      • Finally, the government must increase its credibility in the international community by systematically promoting Korea's successful development experience and its efforts towards “green” growth to promote GCF funding and solidify its global leadershipposition in the green sector.
    4. Maximize Domestic Impact of Hosting the GCF
      • The Korean government will develop experts in green policies, climate change policies, and other related technologies with the help of research and educational institutions specializing in environmental issues to encourage more domestic expertsto participate as consultants in projects led by the GCF.
      • The government must continue to strengthen the capacity and capabilities of the GTC-K and develop it as a partner for the GCF, GGGI, and as a key player in collaborative efforts to develop climate technology on the international stage. The Koreangovernment must also lead technology-driven discussions and propose a future direction for green technology by establishing a green technology DB. Moreover, to strengthen the network among researchers in charge of climate change in various environmentalresearch institutes, the government must form a council that systematically monitors and coordinates measures to address climate change matters.
      • The government must provide GCF-related information and serve the role of a one-stop outlet for Korean companies looking to enter the green market overseas by developing the domestic infrastructure and creating the conditions that can enable Koreancompanies to participate in GCF implementation projects. Also, the government must cooperate with corporations to give them more opportunities to participate in GCF projects by planning, consulting, funding, executing, and evaluating relevantprojects.
      • The Korean government must strengthen the capacity of the green finance sector progressively so that Korean financial institutions can participate as partners in the management and execution of fund resources when the GCF begins its operationsin earnest.
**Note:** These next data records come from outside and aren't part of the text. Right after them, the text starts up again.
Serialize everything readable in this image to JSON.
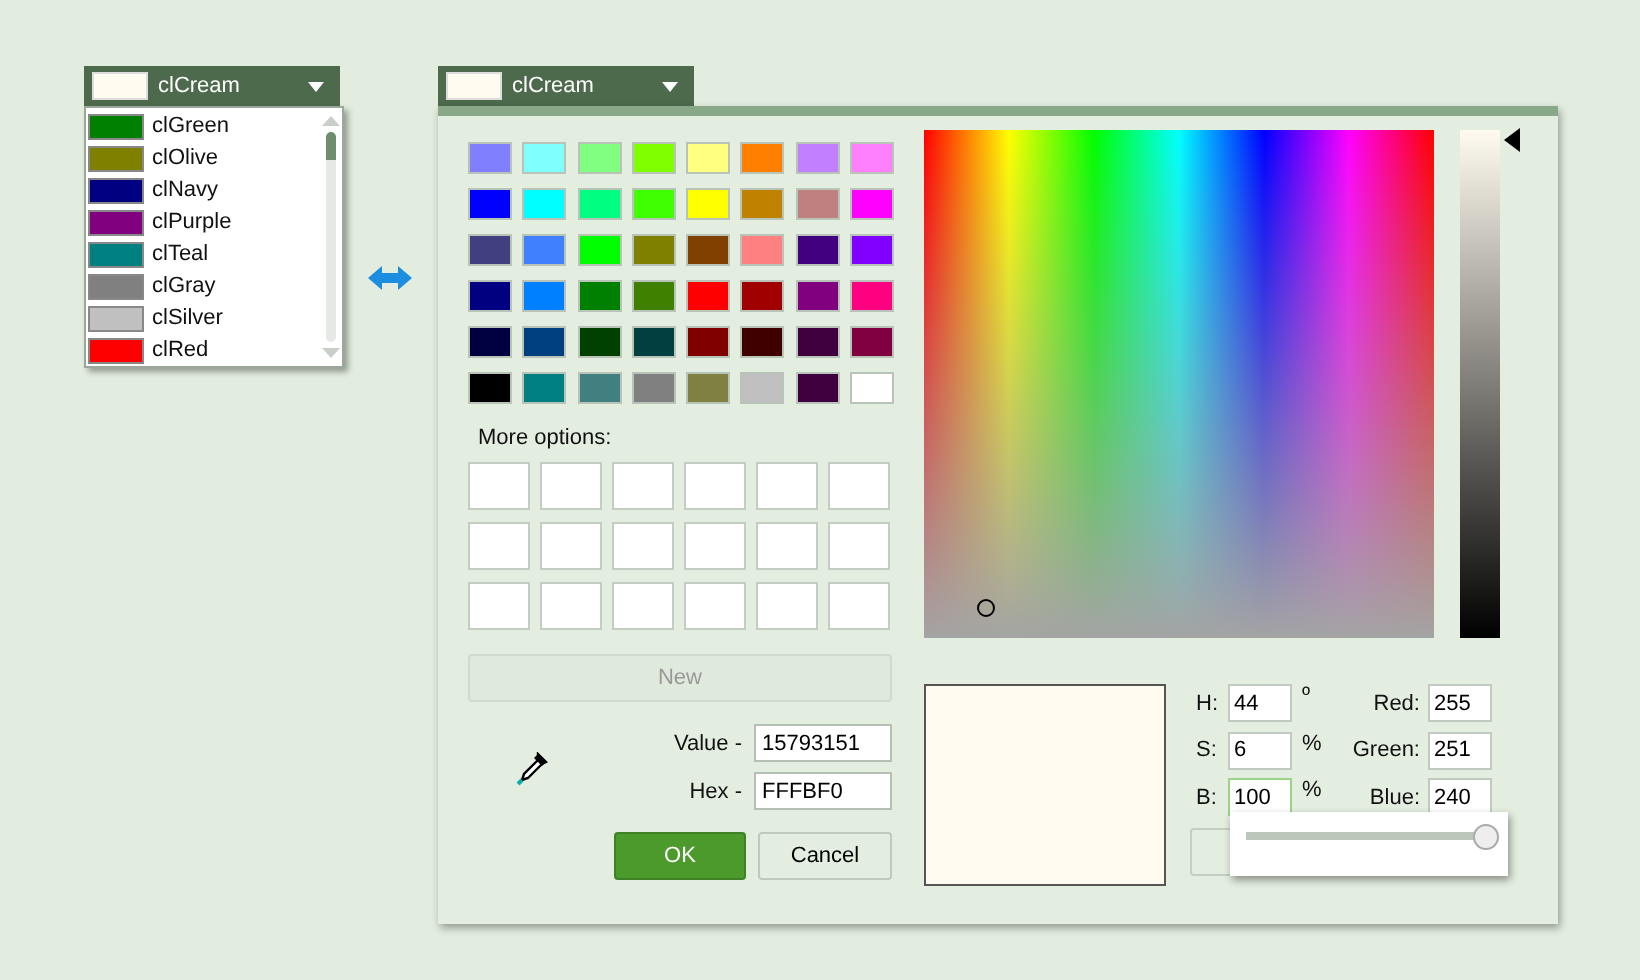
{
  "left_combo": {
    "value": "clCream",
    "swatch": {
      "color": "#fffbf0"
    },
    "list": [
      {
        "label": "clGreen",
        "color": "#008000"
      },
      {
        "label": "clOlive",
        "color": "#808000"
      },
      {
        "label": "clNavy",
        "color": "#000080"
      },
      {
        "label": "clPurple",
        "color": "#800080"
      },
      {
        "label": "clTeal",
        "color": "#008080"
      },
      {
        "label": "clGray",
        "color": "#808080"
      },
      {
        "label": "clSilver",
        "color": "#c0c0c0"
      },
      {
        "label": "clRed",
        "color": "#ff0000"
      }
    ]
  },
  "dialog": {
    "combo": {
      "value": "clCream",
      "swatch": {
        "color": "#fffbf0"
      }
    },
    "palette": [
      {
        "color": "#8080ff"
      },
      {
        "color": "#80ffff"
      },
      {
        "color": "#80ff80"
      },
      {
        "color": "#80ff00"
      },
      {
        "color": "#ffff80"
      },
      {
        "color": "#ff8000"
      },
      {
        "color": "#c080ff"
      },
      {
        "color": "#ff80ff"
      },
      {
        "color": "#0000ff"
      },
      {
        "color": "#00ffff"
      },
      {
        "color": "#00ff80"
      },
      {
        "color": "#40ff00"
      },
      {
        "color": "#ffff00"
      },
      {
        "color": "#c08000"
      },
      {
        "color": "#c08080"
      },
      {
        "color": "#ff00ff"
      },
      {
        "color": "#404080"
      },
      {
        "color": "#4080ff"
      },
      {
        "color": "#00ff00"
      },
      {
        "color": "#808000"
      },
      {
        "color": "#804000"
      },
      {
        "color": "#ff8080"
      },
      {
        "color": "#400080"
      },
      {
        "color": "#8000ff"
      },
      {
        "color": "#000080"
      },
      {
        "color": "#0080ff"
      },
      {
        "color": "#008000"
      },
      {
        "color": "#408000"
      },
      {
        "color": "#ff0000"
      },
      {
        "color": "#a00000"
      },
      {
        "color": "#800080"
      },
      {
        "color": "#ff0080"
      },
      {
        "color": "#000040"
      },
      {
        "color": "#004080"
      },
      {
        "color": "#004000"
      },
      {
        "color": "#004040"
      },
      {
        "color": "#800000"
      },
      {
        "color": "#400000"
      },
      {
        "color": "#400040"
      },
      {
        "color": "#800040"
      },
      {
        "color": "#000000"
      },
      {
        "color": "#008080"
      },
      {
        "color": "#408080"
      },
      {
        "color": "#808080"
      },
      {
        "color": "#808040"
      },
      {
        "color": "#c0c0c0"
      },
      {
        "color": "#400040"
      },
      {
        "color": "#ffffff"
      }
    ],
    "more_options_label": "More options:",
    "custom_colors": [
      {
        "color": "#ffffff"
      },
      {
        "color": "#ffffff"
      },
      {
        "color": "#ffffff"
      },
      {
        "color": "#ffffff"
      },
      {
        "color": "#ffffff"
      },
      {
        "color": "#ffffff"
      },
      {
        "color": "#ffffff"
      },
      {
        "color": "#ffffff"
      },
      {
        "color": "#ffffff"
      },
      {
        "color": "#ffffff"
      },
      {
        "color": "#ffffff"
      },
      {
        "color": "#ffffff"
      },
      {
        "color": "#ffffff"
      },
      {
        "color": "#ffffff"
      },
      {
        "color": "#ffffff"
      },
      {
        "color": "#ffffff"
      },
      {
        "color": "#ffffff"
      },
      {
        "color": "#ffffff"
      }
    ],
    "new_button": {
      "label": "New",
      "disabled": true
    },
    "value_field": {
      "label": "Value -",
      "value": "15793151"
    },
    "hex_field": {
      "label": "Hex -",
      "value": "FFFBF0"
    },
    "ok_button": "OK",
    "cancel_button": "Cancel",
    "preview": {
      "color": "#fffbf0"
    },
    "brightness": {
      "level": 1
    },
    "hsb": [
      {
        "label": "H:",
        "value": "44",
        "unit": "º",
        "focused": false
      },
      {
        "label": "S:",
        "value": "6",
        "unit": "%",
        "focused": false
      },
      {
        "label": "B:",
        "value": "100",
        "unit": "%",
        "focused": true
      }
    ],
    "rgb": [
      {
        "label": "Red:",
        "value": "255"
      },
      {
        "label": "Green:",
        "value": "251"
      },
      {
        "label": "Blue:",
        "value": "240"
      }
    ],
    "popup_slider": {
      "level": 0.96
    }
  }
}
During the early stages (before the GCF begins its operations in earnest), the government must bolster the capacity of existing financial institutions in the field of green finance, improve the living environment in Songdo, and supportservice vendors that can help Songdo and Incheon become a bona fide international city that experts from overseas can genuinely look forward to living in.
      • Finally, the Korean government must create internationally competitive living conditions from a foreigner’s point of view in terms of medical care, education, transportation, culture, leisure, and infrastructure in the Songdo area

Current Status of GCF Activities

  • Supports climate change response projects in developing countries
    • Business Areas: Supports initiatives in developing countries aimed at adapting to climate change and reducing greenhouse gases (50:50)
      ※ • More than 50% of resources for adaptation purposes are allocated to countries that are most vulnerable to climate change e.g. small island developing states (SIDS), least developed countries (LDCs), and the African continent.
    • Scale: 192 projects, USD 37.2 billion (GCF contribution of USD 10.1 billion)
    • Performance: Reduced 2.0 billion tons of carbon dioxide, with 614 million beneficiaries
    • • Approved National Implementation Entities: 113 NIEs (including the Korea Development Bank and KOICA)
  • Approved National Implementation Entities: 95 NIEs (including the Korea Development Bank)